CCMB Seminar: Andrew White, Ph.D.

4:00 PM to 5:00 PM

Forum Hall, 4th Floor, Palmer Commons Building

"Deep learning for sequence design with a few data points"


Deep learning has begun a renaissance in chemistry and materials. We can devise and fit models to predict molecular properties in a few hours and deploy them in a web browser. We can create novel generative models that were previously PhD theses in an afternoon. In my group, we’re exploring deep learning in peptides. We are focused on two major problems: interpretability and data scarcity. Now that we can make deep learning models to predict any molecular property ad naseum, what can we learn? I will discuss our recent efforts on interpreting deep learning models through symbolic regression and counterfactuals. Data scarcity is a common problem in biochemistry: how can we learn new properties without significant expense of experiments? One method is in judicious choice of experiments, which can be done with active learning. Another approach is self-supervised learning and constraining symmetries, which both try to exploit structure in data. I will cover recent progress in these areas.

Andrew White

Andrew D. White

Associate Professor of Chemical Engineering (University of Rochester)

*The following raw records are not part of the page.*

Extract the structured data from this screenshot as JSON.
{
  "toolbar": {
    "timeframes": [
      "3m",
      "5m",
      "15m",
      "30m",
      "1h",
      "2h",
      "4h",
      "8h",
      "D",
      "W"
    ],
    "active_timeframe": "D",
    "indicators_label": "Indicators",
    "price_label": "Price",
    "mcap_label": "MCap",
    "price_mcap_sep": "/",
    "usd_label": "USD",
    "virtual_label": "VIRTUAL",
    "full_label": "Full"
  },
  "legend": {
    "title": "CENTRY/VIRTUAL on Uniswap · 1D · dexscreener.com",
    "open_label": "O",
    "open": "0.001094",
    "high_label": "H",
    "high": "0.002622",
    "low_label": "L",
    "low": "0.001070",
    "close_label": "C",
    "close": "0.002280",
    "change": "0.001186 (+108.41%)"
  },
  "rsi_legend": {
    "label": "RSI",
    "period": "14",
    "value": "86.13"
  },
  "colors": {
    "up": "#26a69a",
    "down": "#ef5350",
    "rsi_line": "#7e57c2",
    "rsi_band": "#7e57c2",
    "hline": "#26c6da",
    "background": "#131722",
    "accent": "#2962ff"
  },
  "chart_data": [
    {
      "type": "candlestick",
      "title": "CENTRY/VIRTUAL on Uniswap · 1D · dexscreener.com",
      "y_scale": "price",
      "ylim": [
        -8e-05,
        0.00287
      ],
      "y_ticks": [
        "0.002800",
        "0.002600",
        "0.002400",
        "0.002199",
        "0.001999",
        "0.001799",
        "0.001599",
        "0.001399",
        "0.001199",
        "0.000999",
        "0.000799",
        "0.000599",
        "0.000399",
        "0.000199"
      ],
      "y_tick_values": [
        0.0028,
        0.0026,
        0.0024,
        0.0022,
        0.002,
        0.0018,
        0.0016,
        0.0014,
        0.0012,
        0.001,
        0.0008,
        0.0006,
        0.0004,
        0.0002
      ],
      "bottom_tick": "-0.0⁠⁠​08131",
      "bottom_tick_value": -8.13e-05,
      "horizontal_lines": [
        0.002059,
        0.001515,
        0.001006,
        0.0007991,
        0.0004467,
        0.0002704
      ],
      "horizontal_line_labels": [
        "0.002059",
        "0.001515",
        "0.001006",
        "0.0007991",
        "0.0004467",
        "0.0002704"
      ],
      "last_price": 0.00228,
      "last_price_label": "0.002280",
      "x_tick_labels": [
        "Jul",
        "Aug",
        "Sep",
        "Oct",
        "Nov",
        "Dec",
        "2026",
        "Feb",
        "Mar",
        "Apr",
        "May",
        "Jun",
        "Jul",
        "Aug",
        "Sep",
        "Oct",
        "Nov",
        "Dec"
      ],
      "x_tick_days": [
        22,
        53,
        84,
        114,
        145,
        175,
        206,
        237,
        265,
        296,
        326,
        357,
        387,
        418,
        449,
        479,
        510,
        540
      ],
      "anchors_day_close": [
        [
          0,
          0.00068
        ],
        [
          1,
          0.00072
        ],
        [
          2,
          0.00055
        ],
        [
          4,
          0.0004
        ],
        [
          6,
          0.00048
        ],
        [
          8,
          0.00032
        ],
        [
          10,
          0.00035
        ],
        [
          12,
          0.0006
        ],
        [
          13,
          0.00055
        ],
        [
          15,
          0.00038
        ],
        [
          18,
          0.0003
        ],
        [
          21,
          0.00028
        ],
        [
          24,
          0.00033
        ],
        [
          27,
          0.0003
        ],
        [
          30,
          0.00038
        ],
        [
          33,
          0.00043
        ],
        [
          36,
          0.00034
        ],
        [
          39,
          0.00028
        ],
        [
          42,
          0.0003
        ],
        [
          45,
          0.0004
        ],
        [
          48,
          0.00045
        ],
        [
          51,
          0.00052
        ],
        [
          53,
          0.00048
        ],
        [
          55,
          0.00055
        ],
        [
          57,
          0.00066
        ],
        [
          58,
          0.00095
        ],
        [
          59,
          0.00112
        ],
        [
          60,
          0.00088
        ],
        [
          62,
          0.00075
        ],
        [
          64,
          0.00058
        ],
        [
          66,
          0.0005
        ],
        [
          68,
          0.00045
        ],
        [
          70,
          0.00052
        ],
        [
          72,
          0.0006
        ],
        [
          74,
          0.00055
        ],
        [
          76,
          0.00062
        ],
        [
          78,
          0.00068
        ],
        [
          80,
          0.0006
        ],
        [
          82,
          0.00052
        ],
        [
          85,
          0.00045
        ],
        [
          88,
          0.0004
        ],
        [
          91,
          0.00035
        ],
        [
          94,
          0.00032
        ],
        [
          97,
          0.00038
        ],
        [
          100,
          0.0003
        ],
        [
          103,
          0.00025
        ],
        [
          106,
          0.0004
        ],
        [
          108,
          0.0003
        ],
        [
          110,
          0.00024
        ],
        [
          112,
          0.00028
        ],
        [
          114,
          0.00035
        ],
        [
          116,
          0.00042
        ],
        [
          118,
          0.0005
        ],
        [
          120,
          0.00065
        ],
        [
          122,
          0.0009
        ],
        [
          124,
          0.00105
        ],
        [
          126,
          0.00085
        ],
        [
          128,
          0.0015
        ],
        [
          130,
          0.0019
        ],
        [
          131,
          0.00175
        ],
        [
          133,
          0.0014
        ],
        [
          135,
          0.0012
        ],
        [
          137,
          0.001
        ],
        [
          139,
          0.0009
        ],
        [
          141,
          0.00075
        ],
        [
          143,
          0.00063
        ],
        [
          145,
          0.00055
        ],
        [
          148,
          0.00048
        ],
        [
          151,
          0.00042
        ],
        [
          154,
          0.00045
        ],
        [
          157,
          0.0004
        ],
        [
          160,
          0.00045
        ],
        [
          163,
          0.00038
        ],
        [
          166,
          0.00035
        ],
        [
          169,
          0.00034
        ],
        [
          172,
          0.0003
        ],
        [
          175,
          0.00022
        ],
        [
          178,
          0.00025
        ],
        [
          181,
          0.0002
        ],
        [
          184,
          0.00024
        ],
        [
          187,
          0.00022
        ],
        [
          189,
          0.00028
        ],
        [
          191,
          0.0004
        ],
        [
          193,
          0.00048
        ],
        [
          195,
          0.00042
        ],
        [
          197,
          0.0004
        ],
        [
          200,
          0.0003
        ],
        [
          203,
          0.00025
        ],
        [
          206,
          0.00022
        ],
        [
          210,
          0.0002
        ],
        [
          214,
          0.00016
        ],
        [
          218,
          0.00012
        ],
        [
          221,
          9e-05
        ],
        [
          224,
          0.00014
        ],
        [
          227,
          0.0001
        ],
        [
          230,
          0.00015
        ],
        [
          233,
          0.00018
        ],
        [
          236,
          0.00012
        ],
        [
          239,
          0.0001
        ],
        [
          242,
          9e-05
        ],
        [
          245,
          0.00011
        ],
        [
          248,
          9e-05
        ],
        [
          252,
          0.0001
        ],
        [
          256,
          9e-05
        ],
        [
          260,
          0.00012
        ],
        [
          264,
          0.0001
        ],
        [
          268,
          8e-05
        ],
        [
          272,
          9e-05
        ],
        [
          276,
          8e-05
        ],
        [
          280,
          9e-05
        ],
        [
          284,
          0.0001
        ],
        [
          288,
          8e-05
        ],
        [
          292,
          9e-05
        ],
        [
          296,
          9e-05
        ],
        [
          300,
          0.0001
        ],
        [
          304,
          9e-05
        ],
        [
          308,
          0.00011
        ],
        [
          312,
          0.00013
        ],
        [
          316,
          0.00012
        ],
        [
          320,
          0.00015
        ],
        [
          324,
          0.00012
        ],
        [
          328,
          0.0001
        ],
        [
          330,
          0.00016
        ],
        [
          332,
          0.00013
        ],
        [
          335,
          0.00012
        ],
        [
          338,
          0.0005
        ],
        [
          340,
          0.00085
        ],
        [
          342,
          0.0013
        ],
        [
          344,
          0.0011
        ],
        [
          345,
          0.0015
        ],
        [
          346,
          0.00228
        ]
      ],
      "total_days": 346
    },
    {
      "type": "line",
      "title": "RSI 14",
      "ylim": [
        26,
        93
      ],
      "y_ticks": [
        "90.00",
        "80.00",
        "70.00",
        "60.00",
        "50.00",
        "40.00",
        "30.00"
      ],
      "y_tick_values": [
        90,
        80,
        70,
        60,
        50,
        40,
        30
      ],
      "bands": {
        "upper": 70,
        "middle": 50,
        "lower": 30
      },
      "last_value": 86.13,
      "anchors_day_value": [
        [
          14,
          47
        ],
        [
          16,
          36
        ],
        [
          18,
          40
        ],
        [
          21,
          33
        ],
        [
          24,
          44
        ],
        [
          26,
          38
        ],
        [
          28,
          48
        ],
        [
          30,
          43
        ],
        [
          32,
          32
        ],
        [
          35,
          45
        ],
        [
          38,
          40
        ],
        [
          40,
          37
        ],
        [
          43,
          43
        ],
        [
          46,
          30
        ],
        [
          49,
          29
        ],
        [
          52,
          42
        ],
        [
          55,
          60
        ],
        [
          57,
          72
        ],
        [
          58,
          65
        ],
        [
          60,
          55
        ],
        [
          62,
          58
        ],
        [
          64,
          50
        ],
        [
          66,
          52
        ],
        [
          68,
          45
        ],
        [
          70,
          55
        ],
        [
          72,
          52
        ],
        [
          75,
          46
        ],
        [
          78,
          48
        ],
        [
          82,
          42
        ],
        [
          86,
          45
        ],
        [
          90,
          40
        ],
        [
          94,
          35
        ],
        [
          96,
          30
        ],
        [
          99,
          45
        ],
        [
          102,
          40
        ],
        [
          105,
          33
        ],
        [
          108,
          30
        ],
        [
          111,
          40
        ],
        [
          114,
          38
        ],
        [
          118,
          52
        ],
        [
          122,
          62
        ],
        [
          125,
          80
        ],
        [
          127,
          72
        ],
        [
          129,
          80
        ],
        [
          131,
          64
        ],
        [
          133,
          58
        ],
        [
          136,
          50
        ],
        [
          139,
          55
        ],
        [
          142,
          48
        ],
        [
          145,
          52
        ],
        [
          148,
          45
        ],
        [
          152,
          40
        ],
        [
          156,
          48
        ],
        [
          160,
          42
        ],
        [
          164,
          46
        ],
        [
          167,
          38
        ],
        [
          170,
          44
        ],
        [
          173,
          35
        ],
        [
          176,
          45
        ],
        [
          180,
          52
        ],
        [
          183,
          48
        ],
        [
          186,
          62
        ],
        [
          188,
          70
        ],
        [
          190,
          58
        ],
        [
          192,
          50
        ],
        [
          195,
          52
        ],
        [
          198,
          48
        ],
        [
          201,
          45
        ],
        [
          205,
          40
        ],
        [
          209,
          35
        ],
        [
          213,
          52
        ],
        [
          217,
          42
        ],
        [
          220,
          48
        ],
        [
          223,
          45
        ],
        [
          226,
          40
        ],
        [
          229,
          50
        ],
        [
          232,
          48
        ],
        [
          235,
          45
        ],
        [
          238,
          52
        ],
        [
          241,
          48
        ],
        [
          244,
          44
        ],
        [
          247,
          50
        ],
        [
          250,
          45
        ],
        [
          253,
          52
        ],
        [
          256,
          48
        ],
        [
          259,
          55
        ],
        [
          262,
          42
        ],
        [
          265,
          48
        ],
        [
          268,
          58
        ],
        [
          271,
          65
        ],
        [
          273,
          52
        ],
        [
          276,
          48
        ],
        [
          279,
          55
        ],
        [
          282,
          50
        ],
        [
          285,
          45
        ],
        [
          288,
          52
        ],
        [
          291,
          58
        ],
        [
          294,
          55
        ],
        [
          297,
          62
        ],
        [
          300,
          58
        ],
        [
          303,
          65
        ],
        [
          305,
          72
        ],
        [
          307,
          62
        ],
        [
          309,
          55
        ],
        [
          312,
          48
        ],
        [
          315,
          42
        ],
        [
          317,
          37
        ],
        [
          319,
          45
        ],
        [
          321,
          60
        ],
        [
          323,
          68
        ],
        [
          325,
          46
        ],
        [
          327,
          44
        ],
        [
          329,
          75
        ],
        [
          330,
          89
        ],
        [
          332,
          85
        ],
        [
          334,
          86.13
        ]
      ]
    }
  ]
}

My group uses experiments, molecular simulations, and machine-learning to design new materials. Experiments answer the essential question of if and how well a material works for a particular application. Molecular simulation provides the molecular insight into why a material works. Machine-learning provides the tool to optimize a material so that it works best. Members of my group apply these three techniques to craft new materials for biomedical devices and lithium ion batteries. One of the main class of materials we study is peptides, which are derived from the constituent amino acids that make up proteins. Peptides have a great chemical diversity yet can be controlled on the near atomic scale.